What the exercise asks:
Collect each line of the records containing the string "system".

Dataset rows describing interfaces:
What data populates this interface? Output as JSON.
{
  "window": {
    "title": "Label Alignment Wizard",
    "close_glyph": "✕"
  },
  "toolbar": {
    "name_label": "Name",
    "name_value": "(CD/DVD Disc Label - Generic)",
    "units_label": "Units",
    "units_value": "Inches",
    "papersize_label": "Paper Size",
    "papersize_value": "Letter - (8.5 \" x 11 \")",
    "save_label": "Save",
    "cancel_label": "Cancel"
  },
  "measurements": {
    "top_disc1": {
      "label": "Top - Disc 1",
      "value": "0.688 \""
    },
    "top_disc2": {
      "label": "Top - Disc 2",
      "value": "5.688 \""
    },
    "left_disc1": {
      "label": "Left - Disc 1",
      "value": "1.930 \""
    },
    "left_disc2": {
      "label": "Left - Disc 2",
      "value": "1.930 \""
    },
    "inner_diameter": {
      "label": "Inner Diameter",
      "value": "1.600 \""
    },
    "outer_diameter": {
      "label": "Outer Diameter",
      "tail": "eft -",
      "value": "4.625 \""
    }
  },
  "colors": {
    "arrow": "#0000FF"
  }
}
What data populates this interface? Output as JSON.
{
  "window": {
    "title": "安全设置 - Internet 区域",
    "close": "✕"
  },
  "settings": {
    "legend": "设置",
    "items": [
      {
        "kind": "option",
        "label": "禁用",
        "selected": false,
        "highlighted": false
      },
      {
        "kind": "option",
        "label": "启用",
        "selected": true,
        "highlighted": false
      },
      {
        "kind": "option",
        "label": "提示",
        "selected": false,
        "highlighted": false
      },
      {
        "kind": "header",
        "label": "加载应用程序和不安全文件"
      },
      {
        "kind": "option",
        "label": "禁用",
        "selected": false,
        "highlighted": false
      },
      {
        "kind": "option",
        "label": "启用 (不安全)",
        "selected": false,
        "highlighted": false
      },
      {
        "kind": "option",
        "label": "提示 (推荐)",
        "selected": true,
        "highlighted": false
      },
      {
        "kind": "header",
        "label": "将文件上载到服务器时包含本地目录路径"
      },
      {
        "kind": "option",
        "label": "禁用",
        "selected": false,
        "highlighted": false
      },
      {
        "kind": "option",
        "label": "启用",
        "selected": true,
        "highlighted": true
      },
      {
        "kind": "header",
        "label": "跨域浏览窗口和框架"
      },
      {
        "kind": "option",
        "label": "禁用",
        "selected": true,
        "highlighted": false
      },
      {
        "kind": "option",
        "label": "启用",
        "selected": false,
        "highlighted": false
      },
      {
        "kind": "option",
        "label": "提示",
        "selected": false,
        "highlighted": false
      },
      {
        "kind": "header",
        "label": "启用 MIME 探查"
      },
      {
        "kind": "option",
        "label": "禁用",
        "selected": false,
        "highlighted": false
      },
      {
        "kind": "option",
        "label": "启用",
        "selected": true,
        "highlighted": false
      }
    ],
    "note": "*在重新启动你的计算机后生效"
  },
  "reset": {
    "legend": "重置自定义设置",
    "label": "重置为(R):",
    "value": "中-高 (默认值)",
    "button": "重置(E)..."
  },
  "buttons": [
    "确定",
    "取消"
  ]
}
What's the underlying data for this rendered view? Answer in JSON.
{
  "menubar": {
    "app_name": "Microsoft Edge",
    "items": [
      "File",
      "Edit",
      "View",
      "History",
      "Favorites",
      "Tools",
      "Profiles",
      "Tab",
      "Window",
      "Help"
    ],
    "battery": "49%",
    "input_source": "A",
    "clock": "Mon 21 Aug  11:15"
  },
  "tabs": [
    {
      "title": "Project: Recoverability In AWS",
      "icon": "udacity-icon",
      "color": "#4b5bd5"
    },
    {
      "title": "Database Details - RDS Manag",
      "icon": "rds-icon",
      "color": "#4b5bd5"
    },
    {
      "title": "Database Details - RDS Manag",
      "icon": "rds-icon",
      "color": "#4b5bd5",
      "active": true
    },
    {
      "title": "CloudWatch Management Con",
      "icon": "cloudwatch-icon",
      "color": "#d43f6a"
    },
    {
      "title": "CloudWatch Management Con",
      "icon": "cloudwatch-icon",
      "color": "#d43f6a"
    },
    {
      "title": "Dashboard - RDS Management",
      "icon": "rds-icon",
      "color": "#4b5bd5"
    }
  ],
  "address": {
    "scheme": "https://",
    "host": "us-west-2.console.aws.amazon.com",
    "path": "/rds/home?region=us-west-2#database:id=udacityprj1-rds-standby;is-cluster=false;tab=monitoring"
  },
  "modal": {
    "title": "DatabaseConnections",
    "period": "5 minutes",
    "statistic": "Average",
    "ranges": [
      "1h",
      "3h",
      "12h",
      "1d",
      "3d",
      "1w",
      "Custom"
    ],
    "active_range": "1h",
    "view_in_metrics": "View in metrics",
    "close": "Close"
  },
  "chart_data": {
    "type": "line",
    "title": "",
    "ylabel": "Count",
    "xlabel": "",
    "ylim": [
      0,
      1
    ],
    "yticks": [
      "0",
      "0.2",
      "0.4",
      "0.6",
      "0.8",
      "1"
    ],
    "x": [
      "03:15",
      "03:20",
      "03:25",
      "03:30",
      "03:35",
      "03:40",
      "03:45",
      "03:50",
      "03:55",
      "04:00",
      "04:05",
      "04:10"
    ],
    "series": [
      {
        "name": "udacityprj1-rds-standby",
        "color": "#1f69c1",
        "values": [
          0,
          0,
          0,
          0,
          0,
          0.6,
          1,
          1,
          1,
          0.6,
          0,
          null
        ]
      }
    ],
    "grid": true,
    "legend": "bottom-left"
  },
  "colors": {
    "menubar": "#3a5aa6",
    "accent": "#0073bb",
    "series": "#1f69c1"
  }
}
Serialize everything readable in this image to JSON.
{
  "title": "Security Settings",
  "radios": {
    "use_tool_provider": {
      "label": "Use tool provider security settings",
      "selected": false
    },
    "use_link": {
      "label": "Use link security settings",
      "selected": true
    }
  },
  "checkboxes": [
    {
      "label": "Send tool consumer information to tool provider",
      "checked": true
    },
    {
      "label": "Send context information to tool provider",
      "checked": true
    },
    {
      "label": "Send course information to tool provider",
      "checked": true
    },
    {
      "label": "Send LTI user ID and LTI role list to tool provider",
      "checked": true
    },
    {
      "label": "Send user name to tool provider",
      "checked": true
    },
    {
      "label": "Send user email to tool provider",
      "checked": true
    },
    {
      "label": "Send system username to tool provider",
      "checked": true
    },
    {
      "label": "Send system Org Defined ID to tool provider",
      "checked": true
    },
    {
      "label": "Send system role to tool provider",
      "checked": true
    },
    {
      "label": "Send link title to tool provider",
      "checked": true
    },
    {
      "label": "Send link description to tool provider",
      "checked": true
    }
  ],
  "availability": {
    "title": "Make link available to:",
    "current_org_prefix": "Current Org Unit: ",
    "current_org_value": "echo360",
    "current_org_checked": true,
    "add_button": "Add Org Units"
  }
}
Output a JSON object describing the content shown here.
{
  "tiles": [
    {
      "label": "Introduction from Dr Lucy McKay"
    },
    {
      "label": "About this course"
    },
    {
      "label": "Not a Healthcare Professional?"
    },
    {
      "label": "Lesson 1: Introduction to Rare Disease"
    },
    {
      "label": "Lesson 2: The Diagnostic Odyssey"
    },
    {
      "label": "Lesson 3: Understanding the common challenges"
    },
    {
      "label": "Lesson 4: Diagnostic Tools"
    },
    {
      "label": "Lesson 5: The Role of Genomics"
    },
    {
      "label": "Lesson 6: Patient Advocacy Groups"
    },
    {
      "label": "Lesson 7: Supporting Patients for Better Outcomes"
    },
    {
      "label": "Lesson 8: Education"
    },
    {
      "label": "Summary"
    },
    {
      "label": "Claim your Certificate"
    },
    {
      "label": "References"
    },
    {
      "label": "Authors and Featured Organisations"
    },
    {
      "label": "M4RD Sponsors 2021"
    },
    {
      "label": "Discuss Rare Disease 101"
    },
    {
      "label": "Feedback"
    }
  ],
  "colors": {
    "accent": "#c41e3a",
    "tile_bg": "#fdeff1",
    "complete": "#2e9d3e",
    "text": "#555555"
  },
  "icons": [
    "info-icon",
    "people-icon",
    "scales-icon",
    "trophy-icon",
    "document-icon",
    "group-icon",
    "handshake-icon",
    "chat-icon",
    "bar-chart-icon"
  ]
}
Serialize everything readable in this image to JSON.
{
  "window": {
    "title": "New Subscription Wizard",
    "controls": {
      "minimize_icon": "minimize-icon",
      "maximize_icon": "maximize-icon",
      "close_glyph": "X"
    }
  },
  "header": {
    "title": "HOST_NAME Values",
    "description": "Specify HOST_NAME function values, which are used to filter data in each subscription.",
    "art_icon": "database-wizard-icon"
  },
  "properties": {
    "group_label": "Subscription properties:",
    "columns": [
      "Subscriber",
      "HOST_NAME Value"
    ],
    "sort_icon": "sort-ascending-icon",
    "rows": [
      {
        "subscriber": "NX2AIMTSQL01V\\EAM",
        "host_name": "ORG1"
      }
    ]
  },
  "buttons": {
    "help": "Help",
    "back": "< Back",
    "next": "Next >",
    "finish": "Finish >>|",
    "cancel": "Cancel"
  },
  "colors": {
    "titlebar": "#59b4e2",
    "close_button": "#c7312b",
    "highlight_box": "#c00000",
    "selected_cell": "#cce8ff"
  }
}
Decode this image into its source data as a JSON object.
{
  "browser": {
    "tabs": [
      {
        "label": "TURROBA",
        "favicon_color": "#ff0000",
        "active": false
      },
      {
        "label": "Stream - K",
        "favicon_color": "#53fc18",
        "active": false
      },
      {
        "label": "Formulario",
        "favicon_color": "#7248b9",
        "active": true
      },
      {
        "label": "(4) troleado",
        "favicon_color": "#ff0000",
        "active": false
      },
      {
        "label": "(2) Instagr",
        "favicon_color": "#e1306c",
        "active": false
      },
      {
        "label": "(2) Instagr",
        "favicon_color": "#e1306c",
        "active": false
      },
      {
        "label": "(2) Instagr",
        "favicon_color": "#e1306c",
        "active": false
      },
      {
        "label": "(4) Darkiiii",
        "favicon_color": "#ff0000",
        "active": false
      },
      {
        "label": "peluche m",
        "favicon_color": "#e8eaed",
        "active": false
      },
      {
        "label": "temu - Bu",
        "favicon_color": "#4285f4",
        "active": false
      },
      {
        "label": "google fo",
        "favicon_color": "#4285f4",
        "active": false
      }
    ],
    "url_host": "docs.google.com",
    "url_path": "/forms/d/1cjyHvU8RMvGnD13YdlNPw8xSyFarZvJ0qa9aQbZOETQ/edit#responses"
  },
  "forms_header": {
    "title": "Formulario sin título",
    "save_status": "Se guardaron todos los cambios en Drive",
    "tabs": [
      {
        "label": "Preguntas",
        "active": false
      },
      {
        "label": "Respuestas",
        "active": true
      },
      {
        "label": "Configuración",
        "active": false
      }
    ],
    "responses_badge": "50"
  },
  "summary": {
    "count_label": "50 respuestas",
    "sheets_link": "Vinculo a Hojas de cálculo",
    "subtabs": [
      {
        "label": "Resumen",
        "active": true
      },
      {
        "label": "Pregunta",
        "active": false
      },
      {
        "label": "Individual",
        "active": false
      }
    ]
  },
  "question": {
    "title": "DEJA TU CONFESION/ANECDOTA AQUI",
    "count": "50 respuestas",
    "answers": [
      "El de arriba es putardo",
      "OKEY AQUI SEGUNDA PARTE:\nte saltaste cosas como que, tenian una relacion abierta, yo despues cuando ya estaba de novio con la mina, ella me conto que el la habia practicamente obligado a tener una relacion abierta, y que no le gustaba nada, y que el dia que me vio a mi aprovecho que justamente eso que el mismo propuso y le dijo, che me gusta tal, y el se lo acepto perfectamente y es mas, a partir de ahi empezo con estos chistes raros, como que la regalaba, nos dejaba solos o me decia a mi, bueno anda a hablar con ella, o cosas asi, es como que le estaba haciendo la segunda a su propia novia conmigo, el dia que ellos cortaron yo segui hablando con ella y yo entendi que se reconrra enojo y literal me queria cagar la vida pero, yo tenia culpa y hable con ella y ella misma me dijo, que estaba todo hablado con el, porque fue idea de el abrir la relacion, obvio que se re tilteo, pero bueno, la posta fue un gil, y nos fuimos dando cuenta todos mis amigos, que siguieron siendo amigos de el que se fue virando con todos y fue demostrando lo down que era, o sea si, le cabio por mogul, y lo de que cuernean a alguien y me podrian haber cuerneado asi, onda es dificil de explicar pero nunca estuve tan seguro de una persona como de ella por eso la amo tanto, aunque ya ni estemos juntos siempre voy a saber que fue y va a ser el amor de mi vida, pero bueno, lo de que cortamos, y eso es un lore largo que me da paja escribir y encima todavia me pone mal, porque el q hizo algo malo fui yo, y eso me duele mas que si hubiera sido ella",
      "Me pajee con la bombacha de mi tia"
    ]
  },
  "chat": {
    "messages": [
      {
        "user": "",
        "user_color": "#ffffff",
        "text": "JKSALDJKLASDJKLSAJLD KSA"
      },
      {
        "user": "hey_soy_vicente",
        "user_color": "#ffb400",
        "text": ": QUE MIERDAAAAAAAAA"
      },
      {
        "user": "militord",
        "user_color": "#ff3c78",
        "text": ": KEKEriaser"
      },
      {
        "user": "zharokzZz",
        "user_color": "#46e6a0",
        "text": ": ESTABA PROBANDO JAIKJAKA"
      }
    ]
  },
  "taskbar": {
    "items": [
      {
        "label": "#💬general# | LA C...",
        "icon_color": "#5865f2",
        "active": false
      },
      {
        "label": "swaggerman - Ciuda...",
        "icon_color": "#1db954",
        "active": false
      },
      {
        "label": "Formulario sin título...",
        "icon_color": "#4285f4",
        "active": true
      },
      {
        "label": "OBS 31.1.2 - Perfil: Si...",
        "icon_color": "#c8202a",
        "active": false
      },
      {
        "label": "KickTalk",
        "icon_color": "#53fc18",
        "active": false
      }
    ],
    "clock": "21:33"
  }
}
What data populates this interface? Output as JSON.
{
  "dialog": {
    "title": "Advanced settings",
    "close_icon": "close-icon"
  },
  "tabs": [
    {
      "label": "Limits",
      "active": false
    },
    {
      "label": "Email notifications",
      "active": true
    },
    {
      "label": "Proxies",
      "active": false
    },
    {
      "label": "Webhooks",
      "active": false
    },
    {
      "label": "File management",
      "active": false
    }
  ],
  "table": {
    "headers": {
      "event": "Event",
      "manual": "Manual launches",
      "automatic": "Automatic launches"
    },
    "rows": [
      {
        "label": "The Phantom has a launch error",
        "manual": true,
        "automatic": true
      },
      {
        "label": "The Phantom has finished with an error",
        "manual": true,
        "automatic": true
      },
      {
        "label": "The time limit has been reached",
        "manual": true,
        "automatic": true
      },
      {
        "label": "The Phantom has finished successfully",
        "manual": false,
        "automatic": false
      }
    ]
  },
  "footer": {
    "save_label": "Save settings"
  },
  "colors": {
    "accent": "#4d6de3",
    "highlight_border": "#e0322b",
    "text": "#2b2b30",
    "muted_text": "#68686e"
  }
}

Exercise response:
      "label": "Send system username to tool provider",
      "label": "Send system Org Defined ID to tool provider",
      "label": "Send system role to tool provider",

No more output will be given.